- How your interactions with people at work, such as colleagues and clients, have changed.
- How the injury has affected your relationships with friends and family.
- How you have been affected emotionally since the injury. For example:
- If you experience fear, depression, anxiety, other emotional distress;
- If you have difficulty sleeping;
- If you have emotional outbursts;
- If you need to take medication;
- If you avoid activities you once enjoyed; and/or
- If you feel disconnected from friends and family.
The more evidence you provide, the more the detrimental effects of pain and suffering on your life will become clear.
While pain and suffering is subjective, objective evidence can prove it through:
- Detailed medical records, including diagnostic tests and notes. These should include your diagnosis and your doctor’s opinion on the severity of your injury, whether you will have a permanent disability, and future medical care that you’ll need. Additionally, keep records of treatment by a mental health professional.
- Photographic evidence of property damage and your physical injuries.
- Before and after videos displaying the change in your activity levels.
- Social media posts.
- Texts/emails to friends and family.
- Testimony of friends, family, and co-workers regarding how the injury has negatively impacted your life and your relationships.
- Evidence of lost work time or reduced ability to perform your job.
- Expert testimony regarding your suffering.
Your attorney will be able to assemble and coordinate all the necessary evidence so that you can focus on your recovery.
Does Florida Have Limits on Pain and Suffering Damages?
In general, Florida does not have a cap on damages for pain and suffering. Florida statutes formerly put a $500,000 cap on non-economic damages in medical malpractice cases (and a $1 million cap in medical malpractice cases that result in a permanent vegetative state or death). However, the Florida Supreme Court struck down those caps as unconstitutional because they unfairly harmed those whom doctors’ mistakes most severely injured. Thus, if medical malpractice injured you, this arbitrary statutory cap no longer limits your recovery.
There is a cap on punitive damages, which are separate from non-economic pain and suffering damages. Punitive damages punish or deter the at-fault party’s dangerous behavior. Therefore, if, for example, the other driver who caused your accident was drinking while driving or under the influence of drugs, you might be entitled to seek punitive damages. Under Florida law, you can either receive three times the amount of other damages that you recover or $500,000 in punitive damages, whichever is greater. Your accident injury attorney will help you investigate whether the other party was engaging in a dangerous activity that may warrant seeking punitive damages in addition to economic and non-economic damages.
The Statute of Limitations

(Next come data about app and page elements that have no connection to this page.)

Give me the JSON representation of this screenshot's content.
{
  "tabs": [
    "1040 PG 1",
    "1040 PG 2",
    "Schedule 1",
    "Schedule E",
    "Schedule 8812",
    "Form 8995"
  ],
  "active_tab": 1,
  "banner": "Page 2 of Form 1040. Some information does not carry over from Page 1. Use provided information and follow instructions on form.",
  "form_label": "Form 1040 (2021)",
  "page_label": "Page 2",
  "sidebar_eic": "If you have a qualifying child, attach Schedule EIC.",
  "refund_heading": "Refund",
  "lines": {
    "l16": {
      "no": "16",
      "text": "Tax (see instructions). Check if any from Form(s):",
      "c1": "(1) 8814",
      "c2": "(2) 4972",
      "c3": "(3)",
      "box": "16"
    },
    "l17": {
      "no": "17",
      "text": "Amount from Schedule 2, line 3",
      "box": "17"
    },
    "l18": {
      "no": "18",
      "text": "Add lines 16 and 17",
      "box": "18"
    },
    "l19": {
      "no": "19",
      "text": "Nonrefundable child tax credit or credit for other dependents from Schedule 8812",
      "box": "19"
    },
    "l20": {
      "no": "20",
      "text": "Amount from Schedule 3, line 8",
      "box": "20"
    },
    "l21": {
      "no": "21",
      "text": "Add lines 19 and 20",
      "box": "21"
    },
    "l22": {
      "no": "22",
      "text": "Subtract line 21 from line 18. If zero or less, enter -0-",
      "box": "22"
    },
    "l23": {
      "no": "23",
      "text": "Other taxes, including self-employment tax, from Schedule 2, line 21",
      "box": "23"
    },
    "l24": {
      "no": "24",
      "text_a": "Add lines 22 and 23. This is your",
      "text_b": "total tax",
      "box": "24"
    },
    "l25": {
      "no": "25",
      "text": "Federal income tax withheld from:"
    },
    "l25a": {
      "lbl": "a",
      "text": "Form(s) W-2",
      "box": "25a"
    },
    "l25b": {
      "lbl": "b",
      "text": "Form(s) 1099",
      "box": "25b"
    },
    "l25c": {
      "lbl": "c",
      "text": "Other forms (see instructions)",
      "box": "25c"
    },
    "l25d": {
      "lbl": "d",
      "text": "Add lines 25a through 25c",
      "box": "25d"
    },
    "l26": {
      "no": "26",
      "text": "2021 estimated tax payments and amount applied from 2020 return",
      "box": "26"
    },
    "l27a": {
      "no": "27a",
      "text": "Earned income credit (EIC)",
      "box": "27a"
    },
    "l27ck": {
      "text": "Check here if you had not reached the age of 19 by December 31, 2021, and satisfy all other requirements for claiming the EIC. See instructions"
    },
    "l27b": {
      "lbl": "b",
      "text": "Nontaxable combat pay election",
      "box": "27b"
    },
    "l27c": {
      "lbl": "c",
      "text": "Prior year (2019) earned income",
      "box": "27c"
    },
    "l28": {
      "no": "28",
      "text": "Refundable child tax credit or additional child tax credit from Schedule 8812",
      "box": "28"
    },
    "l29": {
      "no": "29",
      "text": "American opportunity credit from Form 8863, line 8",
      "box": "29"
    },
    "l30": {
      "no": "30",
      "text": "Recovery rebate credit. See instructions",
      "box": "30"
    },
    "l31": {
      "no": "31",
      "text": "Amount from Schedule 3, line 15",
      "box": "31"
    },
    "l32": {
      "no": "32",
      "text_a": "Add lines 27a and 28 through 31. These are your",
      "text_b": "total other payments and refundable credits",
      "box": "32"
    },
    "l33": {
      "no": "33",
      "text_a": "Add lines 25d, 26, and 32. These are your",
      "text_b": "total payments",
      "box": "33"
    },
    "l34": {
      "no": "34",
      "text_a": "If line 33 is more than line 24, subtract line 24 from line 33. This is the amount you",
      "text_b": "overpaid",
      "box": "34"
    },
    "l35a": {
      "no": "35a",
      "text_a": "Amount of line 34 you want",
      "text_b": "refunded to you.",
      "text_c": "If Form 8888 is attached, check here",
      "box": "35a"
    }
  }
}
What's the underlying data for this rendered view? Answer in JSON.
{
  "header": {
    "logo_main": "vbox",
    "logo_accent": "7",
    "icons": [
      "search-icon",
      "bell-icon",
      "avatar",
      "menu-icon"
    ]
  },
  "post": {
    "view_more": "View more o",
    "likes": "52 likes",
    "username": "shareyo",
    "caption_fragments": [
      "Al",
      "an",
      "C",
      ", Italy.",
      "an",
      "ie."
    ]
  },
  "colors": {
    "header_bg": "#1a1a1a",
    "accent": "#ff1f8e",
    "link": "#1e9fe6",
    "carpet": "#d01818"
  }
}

It is important to remember that there is a time limit to how long you have to bring a civil lawsuit against the party who caused your injury. Under Florida Statutes Section 95.11(3)(a), you must file your claim within four years of your accident. If an accident resulted in the death of a loved one, you must file your claim within two years of the incident giving rise to a wrongful death claim. Consult an attorney as soon as possible to promptly file your claim or you can never seek a recovery.
Contact an Experienced Personal Injury Attorney Now
An accident often results in substantial physical, mental, financial, and emotional burdens on both you and your family. Accidents can be complex, and insurance companies will push for you to settle quickly. To protect your right to recovery, you must need an experienced accident attorney on your side. An attorney will keep you informed each step of the way as we devise a strategy for your case, investigate and gather evidence, and work with experts to document and establish the full extent of your damages.